====== Available data ======
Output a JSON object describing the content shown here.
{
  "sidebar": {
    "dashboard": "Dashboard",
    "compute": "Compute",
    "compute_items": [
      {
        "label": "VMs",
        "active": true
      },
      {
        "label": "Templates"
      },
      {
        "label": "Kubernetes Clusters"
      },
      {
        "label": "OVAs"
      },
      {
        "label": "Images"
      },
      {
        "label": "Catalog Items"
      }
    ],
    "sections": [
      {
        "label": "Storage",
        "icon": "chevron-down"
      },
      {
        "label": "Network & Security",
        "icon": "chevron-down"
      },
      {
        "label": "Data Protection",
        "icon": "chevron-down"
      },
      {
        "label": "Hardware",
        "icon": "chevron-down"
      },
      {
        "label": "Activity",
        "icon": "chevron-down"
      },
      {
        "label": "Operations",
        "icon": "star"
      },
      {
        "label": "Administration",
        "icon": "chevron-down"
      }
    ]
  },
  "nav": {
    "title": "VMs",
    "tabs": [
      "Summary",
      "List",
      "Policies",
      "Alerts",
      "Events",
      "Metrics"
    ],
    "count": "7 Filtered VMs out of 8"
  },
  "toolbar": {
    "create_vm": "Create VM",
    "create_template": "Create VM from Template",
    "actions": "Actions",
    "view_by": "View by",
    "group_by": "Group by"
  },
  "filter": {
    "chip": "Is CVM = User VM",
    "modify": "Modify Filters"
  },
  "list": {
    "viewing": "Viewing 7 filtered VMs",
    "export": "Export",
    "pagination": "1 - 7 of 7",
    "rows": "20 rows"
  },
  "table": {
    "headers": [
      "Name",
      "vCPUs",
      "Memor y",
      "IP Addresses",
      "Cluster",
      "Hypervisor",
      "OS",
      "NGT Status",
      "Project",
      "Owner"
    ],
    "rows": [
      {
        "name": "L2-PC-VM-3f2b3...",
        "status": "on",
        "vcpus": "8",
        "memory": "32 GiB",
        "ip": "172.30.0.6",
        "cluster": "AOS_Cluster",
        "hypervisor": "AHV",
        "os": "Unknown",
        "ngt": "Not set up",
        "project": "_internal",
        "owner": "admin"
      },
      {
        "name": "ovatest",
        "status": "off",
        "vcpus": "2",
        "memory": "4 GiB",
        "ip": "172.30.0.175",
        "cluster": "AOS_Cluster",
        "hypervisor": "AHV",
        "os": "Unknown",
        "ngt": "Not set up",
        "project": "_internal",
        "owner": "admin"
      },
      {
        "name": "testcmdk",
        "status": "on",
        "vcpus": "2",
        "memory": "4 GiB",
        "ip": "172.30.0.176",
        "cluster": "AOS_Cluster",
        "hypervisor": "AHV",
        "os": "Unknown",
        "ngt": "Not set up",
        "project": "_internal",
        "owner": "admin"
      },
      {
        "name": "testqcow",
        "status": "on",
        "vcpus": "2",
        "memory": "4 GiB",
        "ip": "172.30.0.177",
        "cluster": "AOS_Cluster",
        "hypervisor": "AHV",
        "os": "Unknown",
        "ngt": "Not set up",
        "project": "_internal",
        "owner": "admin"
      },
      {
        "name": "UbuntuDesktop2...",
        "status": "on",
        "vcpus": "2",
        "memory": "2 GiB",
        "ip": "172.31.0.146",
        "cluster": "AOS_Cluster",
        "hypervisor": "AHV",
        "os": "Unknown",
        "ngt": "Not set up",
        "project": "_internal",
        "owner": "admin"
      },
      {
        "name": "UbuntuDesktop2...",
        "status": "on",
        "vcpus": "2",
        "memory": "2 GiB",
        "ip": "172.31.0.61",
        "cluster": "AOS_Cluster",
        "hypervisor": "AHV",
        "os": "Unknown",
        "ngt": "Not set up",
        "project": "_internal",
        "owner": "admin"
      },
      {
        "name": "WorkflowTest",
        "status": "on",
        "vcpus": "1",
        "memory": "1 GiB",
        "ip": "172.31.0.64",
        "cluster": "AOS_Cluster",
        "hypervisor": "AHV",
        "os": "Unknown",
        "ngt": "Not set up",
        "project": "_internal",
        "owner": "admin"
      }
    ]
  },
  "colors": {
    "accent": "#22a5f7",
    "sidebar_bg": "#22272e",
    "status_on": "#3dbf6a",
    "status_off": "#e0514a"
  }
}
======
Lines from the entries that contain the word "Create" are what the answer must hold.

    "create_vm": "Create VM",
    "create_template": "Create VM from Template",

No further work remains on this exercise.